Aim of the exercise: For each line below that holds the word "icon", make a copy.

Source information:
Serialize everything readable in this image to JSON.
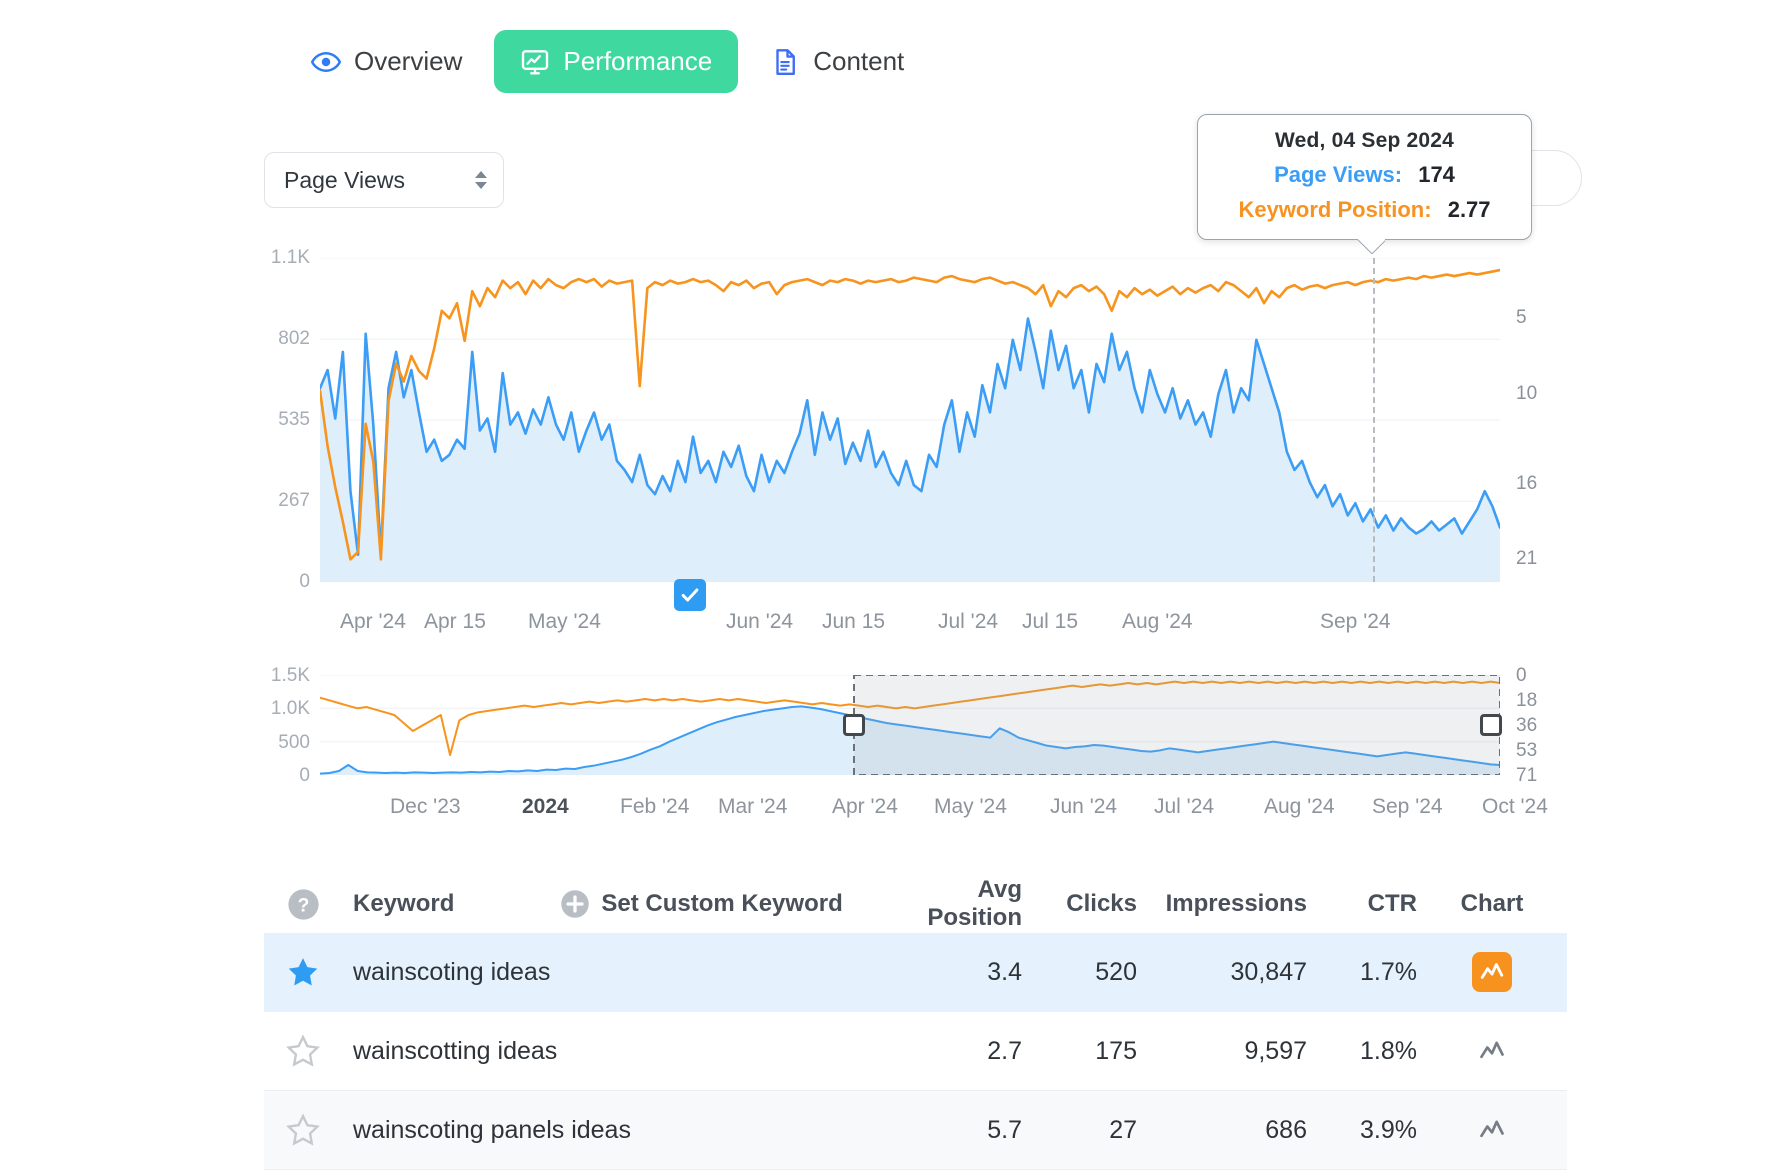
{
  "tabs": [
    {
      "label": "Overview",
      "icon": "eye-icon",
      "active": false
    },
    {
      "label": "Performance",
      "icon": "monitor-chart-icon",
      "active": true
    },
    {
      "label": "Content",
      "icon": "document-icon",
      "active": false
    }
  ],
  "controls": {
    "metric_select_value": "Page Views"
  },
  "tooltip": {
    "date": "Wed, 04 Sep 2024",
    "rows": [
      {
        "label": "Page Views:",
        "value": "174",
        "color": "#3b9df5"
      },
      {
        "label": "Keyword Position:",
        "value": "2.77",
        "color": "#f79323"
      }
    ]
  },
  "colors": {
    "page_views": "#3b9df5",
    "keyword_position": "#f7941e",
    "accent_green": "#3fd9a0",
    "selected_row": "#e5f2fd"
  },
  "table": {
    "headers": {
      "help": "?",
      "keyword": "Keyword",
      "set_custom": "Set Custom Keyword",
      "avg_position": "Avg Position",
      "clicks": "Clicks",
      "impressions": "Impressions",
      "ctr": "CTR",
      "chart": "Chart"
    },
    "rows": [
      {
        "starred": true,
        "keyword": "wainscoting ideas",
        "avg_position": "3.4",
        "clicks": "520",
        "impressions": "30,847",
        "ctr": "1.7%",
        "chart_active": true
      },
      {
        "starred": false,
        "keyword": "wainscotting ideas",
        "avg_position": "2.7",
        "clicks": "175",
        "impressions": "9,597",
        "ctr": "1.8%",
        "chart_active": false
      },
      {
        "starred": false,
        "keyword": "wainscoting panels ideas",
        "avg_position": "5.7",
        "clicks": "27",
        "impressions": "686",
        "ctr": "3.9%",
        "chart_active": false
      }
    ]
  },
  "chart_data": {
    "type": "line",
    "title": "",
    "xlabel": "",
    "ylabel": "Page Views",
    "y2label": "Keyword Position",
    "grid": true,
    "legend": "none",
    "main": {
      "yleft_ticks": [
        "1.1K",
        "802",
        "535",
        "267",
        "0"
      ],
      "yleft_values": [
        1070,
        802,
        535,
        267,
        0
      ],
      "yright_ticks": [
        "5",
        "10",
        "16",
        "21"
      ],
      "yright_values": [
        5,
        10,
        16,
        21
      ],
      "xticks": [
        "Apr '24",
        "Apr 15",
        "May '24",
        "Jun '24",
        "Jun 15",
        "Jul '24",
        "Jul 15",
        "Aug '24",
        "Sep '24"
      ],
      "series": [
        {
          "name": "Page Views",
          "color": "#3b9df5",
          "fill": true,
          "values": [
            640,
            700,
            540,
            760,
            300,
            90,
            820,
            520,
            95,
            640,
            760,
            610,
            700,
            560,
            430,
            470,
            400,
            420,
            470,
            440,
            760,
            500,
            540,
            430,
            690,
            520,
            560,
            490,
            570,
            520,
            610,
            520,
            470,
            560,
            430,
            500,
            560,
            470,
            520,
            400,
            370,
            330,
            420,
            320,
            290,
            350,
            300,
            400,
            330,
            480,
            360,
            400,
            330,
            430,
            380,
            450,
            350,
            300,
            420,
            330,
            400,
            360,
            430,
            490,
            600,
            420,
            560,
            470,
            540,
            390,
            460,
            400,
            500,
            380,
            430,
            360,
            320,
            400,
            320,
            300,
            420,
            380,
            520,
            600,
            430,
            560,
            480,
            650,
            560,
            720,
            640,
            800,
            700,
            870,
            760,
            640,
            830,
            700,
            780,
            640,
            700,
            560,
            720,
            660,
            820,
            700,
            760,
            640,
            560,
            700,
            620,
            560,
            640,
            540,
            600,
            520,
            560,
            480,
            620,
            700,
            560,
            640,
            600,
            800,
            720,
            640,
            560,
            430,
            370,
            400,
            330,
            280,
            320,
            250,
            290,
            220,
            260,
            200,
            240,
            180,
            220,
            170,
            210,
            180,
            160,
            175,
            200,
            170,
            190,
            210,
            160,
            200,
            240,
            300,
            250,
            180
          ]
        },
        {
          "name": "Keyword Position",
          "color": "#f7941e",
          "fill": false,
          "values": [
            9.8,
            13.5,
            16.2,
            18.5,
            21,
            20.5,
            12.0,
            14.5,
            21,
            10.5,
            8.0,
            9.2,
            7.5,
            8.5,
            9.0,
            7.0,
            4.5,
            5.0,
            4.0,
            6.5,
            3.2,
            4.2,
            3.0,
            3.6,
            2.5,
            3.0,
            2.6,
            3.4,
            2.5,
            3.0,
            2.4,
            2.8,
            3.0,
            2.6,
            2.4,
            2.6,
            2.4,
            2.9,
            2.5,
            2.7,
            2.6,
            2.5,
            9.5,
            3.0,
            2.6,
            2.8,
            2.5,
            2.7,
            2.6,
            2.4,
            2.6,
            2.5,
            2.8,
            3.2,
            2.6,
            2.8,
            2.5,
            3.0,
            2.7,
            2.6,
            3.4,
            2.8,
            2.6,
            2.5,
            2.4,
            2.6,
            2.8,
            2.5,
            2.6,
            2.4,
            2.5,
            2.7,
            2.5,
            2.6,
            2.5,
            2.4,
            2.6,
            2.5,
            2.3,
            2.4,
            2.5,
            2.6,
            2.3,
            2.2,
            2.4,
            2.5,
            2.6,
            2.4,
            2.3,
            2.5,
            2.7,
            2.6,
            2.8,
            3.0,
            3.4,
            2.8,
            4.2,
            3.2,
            3.6,
            3.0,
            2.8,
            3.2,
            2.9,
            3.4,
            4.5,
            3.2,
            3.6,
            3.0,
            3.4,
            3.1,
            3.5,
            3.2,
            2.9,
            3.4,
            3.0,
            3.3,
            3.0,
            2.8,
            3.2,
            2.6,
            2.8,
            3.2,
            3.6,
            3.0,
            4.0,
            3.2,
            3.6,
            3.0,
            2.8,
            3.1,
            2.9,
            2.8,
            3.0,
            2.8,
            2.7,
            2.6,
            2.8,
            2.6,
            2.5,
            2.6,
            2.4,
            2.5,
            2.4,
            2.3,
            2.4,
            2.2,
            2.3,
            2.2,
            2.1,
            2.2,
            2.1,
            2.0,
            2.1,
            2.0,
            1.9,
            1.8
          ]
        }
      ],
      "tooltip_marker": {
        "date": "Wed, 04 Sep 2024",
        "page_views": 174,
        "keyword_position": 2.77
      }
    },
    "navigator": {
      "yleft_ticks": [
        "1.5K",
        "1.0K",
        "500",
        "0"
      ],
      "yleft_values": [
        1500,
        1000,
        500,
        0
      ],
      "yright_ticks": [
        "0",
        "18",
        "36",
        "53",
        "71"
      ],
      "yright_values": [
        0,
        18,
        36,
        53,
        71
      ],
      "xticks": [
        "Dec '23",
        "2024",
        "Feb '24",
        "Mar '24",
        "Apr '24",
        "May '24",
        "Jun '24",
        "Jul '24",
        "Aug '24",
        "Sep '24",
        "Oct '24"
      ],
      "selection": {
        "start": "Apr '24",
        "end": "Oct '24"
      },
      "series": [
        {
          "name": "Page Views",
          "color": "#3b9df5",
          "values": [
            20,
            30,
            60,
            150,
            60,
            40,
            35,
            30,
            35,
            30,
            40,
            35,
            30,
            35,
            40,
            35,
            45,
            40,
            50,
            45,
            60,
            55,
            70,
            60,
            80,
            75,
            95,
            90,
            120,
            140,
            170,
            200,
            230,
            270,
            320,
            380,
            430,
            500,
            560,
            620,
            680,
            740,
            790,
            830,
            870,
            900,
            930,
            960,
            980,
            1000,
            1020,
            1030,
            1010,
            990,
            960,
            930,
            900,
            870,
            840,
            810,
            780,
            760,
            740,
            720,
            700,
            680,
            660,
            640,
            620,
            600,
            580,
            560,
            700,
            640,
            560,
            520,
            480,
            440,
            420,
            400,
            420,
            430,
            450,
            440,
            420,
            400,
            380,
            360,
            350,
            370,
            400,
            380,
            360,
            340,
            360,
            380,
            400,
            420,
            440,
            460,
            480,
            500,
            480,
            460,
            440,
            420,
            400,
            380,
            360,
            340,
            320,
            300,
            280,
            300,
            320,
            340,
            320,
            300,
            280,
            260,
            240,
            220,
            200,
            180,
            160,
            150
          ]
        },
        {
          "name": "Keyword Position",
          "color": "#f7941e",
          "values": [
            17,
            19,
            21,
            23,
            25,
            24,
            26,
            28,
            30,
            36,
            42,
            38,
            34,
            30,
            60,
            34,
            30,
            28,
            27,
            26,
            25,
            24,
            23,
            24,
            23,
            22,
            21,
            22,
            21,
            20,
            21,
            20,
            19,
            20,
            19,
            18,
            19,
            18,
            19,
            18,
            19,
            20,
            19,
            18,
            19,
            18,
            19,
            20,
            21,
            20,
            19,
            20,
            21,
            22,
            21,
            22,
            23,
            22,
            23,
            24,
            23,
            24,
            25,
            24,
            25,
            24,
            23,
            22,
            21,
            20,
            19,
            18,
            17,
            16,
            15,
            14,
            13,
            12,
            11,
            10,
            9,
            8,
            9,
            8,
            7,
            8,
            7,
            6,
            7,
            6,
            7,
            6,
            5,
            6,
            5,
            6,
            5,
            6,
            5,
            6,
            5,
            6,
            5,
            6,
            5,
            6,
            5,
            6,
            5,
            6,
            5,
            6,
            5,
            6,
            5,
            6,
            5,
            6,
            5,
            6,
            5,
            6,
            5,
            6,
            5,
            6,
            5,
            6
          ]
        }
      ]
    }
  }
}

Reply:
      "icon": "eye-icon",
      "icon": "monitor-chart-icon",
      "icon": "document-icon",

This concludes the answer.